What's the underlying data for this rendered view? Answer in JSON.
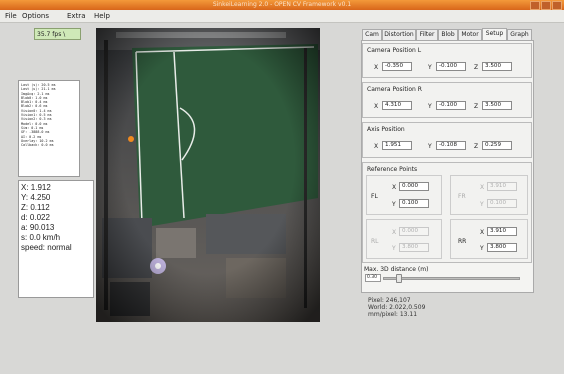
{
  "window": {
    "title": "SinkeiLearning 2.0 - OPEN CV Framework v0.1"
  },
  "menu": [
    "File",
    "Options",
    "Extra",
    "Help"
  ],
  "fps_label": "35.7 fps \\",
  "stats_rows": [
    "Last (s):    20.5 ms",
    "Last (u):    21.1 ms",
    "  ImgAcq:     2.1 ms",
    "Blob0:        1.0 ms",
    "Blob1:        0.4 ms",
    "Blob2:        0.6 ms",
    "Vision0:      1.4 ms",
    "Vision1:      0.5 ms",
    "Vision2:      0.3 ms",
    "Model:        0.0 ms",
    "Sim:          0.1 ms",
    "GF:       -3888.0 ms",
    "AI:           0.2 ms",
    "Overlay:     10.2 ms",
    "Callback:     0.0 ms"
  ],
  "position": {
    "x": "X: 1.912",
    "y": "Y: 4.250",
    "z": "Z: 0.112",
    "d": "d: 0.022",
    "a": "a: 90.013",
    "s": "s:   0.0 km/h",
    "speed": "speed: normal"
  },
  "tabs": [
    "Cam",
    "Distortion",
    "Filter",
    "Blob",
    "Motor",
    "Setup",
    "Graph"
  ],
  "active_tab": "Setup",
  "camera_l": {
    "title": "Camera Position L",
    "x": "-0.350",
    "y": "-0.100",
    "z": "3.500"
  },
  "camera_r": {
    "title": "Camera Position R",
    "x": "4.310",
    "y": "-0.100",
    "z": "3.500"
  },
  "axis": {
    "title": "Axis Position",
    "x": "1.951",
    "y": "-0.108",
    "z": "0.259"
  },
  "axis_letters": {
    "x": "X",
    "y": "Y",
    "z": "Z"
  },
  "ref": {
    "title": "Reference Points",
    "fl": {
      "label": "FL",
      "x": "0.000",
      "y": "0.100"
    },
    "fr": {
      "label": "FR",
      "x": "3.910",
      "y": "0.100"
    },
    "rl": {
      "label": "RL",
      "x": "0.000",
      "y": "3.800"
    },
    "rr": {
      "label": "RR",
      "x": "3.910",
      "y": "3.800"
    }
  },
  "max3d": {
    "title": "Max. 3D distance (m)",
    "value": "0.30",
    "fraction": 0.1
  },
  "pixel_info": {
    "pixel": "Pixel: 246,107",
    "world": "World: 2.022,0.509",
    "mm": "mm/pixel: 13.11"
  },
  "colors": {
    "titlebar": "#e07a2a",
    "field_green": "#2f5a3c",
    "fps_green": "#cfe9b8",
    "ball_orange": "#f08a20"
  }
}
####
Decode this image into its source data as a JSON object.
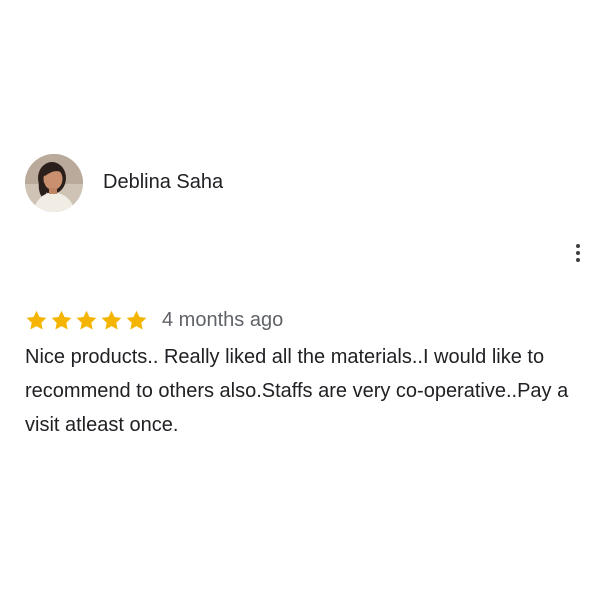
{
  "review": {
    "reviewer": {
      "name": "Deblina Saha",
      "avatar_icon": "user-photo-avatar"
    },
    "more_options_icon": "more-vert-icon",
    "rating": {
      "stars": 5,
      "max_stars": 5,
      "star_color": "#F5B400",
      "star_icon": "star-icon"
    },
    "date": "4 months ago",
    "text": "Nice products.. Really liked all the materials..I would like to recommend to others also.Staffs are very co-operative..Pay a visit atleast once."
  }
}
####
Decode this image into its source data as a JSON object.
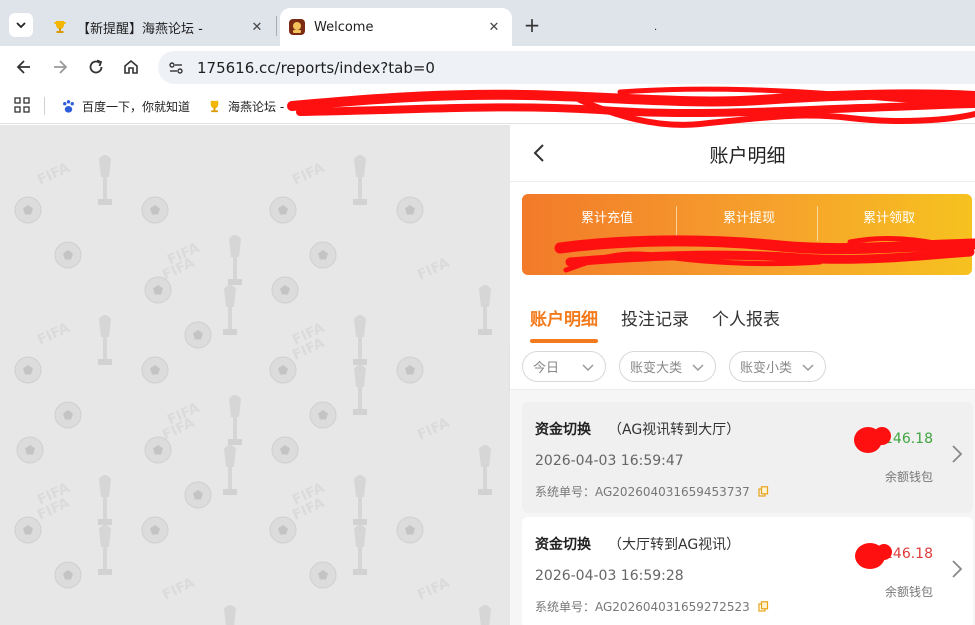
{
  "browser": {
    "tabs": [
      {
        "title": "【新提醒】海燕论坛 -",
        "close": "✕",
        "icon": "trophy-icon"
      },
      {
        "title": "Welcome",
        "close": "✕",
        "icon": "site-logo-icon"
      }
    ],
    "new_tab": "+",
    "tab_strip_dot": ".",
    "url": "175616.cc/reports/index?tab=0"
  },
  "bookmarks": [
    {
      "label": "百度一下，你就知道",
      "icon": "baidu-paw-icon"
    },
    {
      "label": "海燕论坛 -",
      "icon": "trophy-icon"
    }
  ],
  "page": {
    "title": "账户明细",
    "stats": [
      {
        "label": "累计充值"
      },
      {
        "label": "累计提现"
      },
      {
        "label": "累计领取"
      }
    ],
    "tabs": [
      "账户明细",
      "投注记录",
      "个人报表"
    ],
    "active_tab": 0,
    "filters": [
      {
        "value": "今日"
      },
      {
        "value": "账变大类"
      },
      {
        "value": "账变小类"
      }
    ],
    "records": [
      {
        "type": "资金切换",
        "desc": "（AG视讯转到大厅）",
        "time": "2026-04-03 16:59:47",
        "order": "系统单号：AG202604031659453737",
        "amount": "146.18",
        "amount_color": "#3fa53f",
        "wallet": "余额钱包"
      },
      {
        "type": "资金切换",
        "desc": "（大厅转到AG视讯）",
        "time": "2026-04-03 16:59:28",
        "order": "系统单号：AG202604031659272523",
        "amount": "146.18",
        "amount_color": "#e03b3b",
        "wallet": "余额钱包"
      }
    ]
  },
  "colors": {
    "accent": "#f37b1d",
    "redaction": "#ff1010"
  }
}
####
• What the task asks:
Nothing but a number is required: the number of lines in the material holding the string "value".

• Response to this task:
4